What to produce:
Give back each line of the material that contains the word "funktsiooni".
Supplied data Block Start
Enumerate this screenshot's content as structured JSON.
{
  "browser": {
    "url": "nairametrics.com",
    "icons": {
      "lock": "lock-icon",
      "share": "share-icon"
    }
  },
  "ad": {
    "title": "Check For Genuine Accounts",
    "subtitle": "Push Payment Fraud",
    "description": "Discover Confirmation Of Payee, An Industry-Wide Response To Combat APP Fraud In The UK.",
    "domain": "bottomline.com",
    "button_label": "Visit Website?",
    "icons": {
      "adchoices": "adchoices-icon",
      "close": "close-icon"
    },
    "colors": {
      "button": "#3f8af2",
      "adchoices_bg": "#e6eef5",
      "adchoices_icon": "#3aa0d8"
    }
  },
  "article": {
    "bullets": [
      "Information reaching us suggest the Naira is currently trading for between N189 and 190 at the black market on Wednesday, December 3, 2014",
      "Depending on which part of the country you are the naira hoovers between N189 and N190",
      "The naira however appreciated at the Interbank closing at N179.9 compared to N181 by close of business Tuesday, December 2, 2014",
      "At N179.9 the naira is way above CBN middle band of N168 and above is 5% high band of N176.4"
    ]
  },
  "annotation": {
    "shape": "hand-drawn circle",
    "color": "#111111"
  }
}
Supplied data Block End
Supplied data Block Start
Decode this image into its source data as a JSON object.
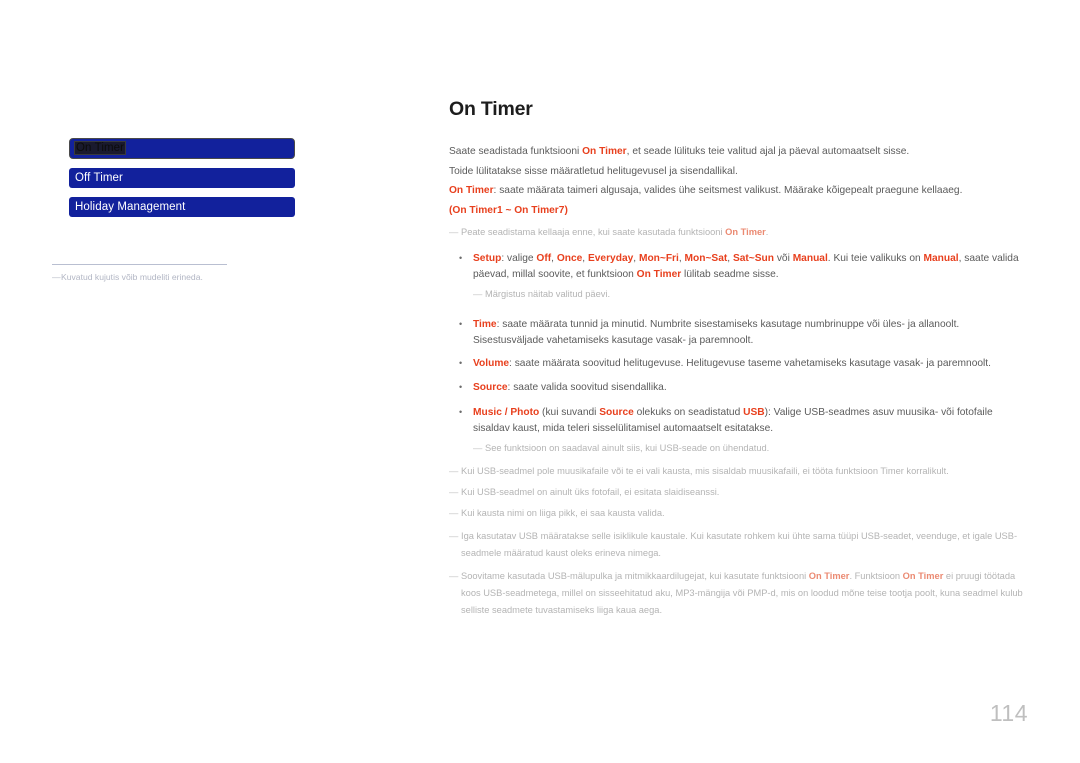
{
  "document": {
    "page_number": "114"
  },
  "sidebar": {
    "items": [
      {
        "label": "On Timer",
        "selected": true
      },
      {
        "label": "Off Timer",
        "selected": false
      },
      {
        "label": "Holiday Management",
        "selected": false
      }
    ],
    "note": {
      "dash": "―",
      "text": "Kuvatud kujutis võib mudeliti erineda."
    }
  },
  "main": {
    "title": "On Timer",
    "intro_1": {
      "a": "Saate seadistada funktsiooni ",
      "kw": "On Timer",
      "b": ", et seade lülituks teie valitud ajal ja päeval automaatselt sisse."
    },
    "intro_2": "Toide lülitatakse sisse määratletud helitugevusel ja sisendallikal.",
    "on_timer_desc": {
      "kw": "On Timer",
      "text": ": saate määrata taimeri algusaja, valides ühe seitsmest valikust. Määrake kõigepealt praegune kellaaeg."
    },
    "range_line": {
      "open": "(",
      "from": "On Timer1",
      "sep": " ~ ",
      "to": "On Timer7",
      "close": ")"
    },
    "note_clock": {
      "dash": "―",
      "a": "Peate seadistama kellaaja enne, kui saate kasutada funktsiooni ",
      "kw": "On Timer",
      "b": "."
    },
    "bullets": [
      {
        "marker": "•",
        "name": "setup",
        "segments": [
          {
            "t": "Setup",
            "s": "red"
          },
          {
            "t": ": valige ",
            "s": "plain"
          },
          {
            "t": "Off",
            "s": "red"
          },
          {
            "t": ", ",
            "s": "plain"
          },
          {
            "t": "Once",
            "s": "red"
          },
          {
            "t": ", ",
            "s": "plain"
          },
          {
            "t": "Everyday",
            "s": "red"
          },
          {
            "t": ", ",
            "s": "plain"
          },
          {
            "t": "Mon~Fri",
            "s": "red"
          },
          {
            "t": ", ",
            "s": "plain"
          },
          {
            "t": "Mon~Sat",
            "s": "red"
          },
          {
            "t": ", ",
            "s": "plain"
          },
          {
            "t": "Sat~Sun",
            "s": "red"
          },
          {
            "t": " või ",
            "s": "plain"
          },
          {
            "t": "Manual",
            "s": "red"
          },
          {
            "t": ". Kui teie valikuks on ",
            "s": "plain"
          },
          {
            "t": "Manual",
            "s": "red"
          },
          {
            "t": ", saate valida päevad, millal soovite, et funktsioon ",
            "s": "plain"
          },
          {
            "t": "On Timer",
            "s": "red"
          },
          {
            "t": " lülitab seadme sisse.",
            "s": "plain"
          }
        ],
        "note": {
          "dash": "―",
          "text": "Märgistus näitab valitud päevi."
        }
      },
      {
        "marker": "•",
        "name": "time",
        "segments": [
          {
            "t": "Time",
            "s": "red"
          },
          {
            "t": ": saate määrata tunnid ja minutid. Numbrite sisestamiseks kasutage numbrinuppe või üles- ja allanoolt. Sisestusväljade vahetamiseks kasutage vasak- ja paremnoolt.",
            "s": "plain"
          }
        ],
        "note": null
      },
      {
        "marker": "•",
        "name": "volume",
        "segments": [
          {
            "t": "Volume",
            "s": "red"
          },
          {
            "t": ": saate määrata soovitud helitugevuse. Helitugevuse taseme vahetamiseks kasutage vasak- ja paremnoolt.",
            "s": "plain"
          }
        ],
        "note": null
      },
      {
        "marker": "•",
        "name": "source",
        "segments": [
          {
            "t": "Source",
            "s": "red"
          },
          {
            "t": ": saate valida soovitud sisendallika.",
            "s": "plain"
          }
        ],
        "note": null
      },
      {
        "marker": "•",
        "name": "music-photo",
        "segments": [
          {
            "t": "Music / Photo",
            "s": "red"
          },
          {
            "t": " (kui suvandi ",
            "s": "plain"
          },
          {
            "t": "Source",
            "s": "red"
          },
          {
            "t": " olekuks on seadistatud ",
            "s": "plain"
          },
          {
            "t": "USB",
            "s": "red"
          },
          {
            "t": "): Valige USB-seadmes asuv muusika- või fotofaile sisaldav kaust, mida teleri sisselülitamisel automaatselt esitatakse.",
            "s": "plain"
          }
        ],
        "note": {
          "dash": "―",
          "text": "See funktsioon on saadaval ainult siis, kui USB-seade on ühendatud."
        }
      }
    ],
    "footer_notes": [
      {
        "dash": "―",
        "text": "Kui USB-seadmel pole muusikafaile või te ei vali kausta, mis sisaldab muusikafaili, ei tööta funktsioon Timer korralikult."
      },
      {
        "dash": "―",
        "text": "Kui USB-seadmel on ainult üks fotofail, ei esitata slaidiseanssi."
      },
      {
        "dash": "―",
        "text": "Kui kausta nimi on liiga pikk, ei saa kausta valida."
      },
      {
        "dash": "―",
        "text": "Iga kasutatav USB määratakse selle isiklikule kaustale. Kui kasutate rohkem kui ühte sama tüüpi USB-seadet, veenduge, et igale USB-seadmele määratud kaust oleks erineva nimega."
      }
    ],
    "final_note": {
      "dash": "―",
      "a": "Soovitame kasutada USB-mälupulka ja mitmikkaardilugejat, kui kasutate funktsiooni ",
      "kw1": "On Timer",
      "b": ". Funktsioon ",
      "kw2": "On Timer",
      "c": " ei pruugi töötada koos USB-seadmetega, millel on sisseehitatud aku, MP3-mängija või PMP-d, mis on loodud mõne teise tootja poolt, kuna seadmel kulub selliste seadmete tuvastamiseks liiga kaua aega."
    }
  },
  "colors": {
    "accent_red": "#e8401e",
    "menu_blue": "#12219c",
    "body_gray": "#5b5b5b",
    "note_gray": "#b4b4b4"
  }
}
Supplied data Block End
Result:
      "a": "Saate seadistada funktsiooni ",
      "a": "Peate seadistama kellaaja enne, kui saate kasutada funktsiooni ",
      "a": "Soovitame kasutada USB-mälupulka ja mitmikkaardilugejat, kui kasutate funktsiooni ",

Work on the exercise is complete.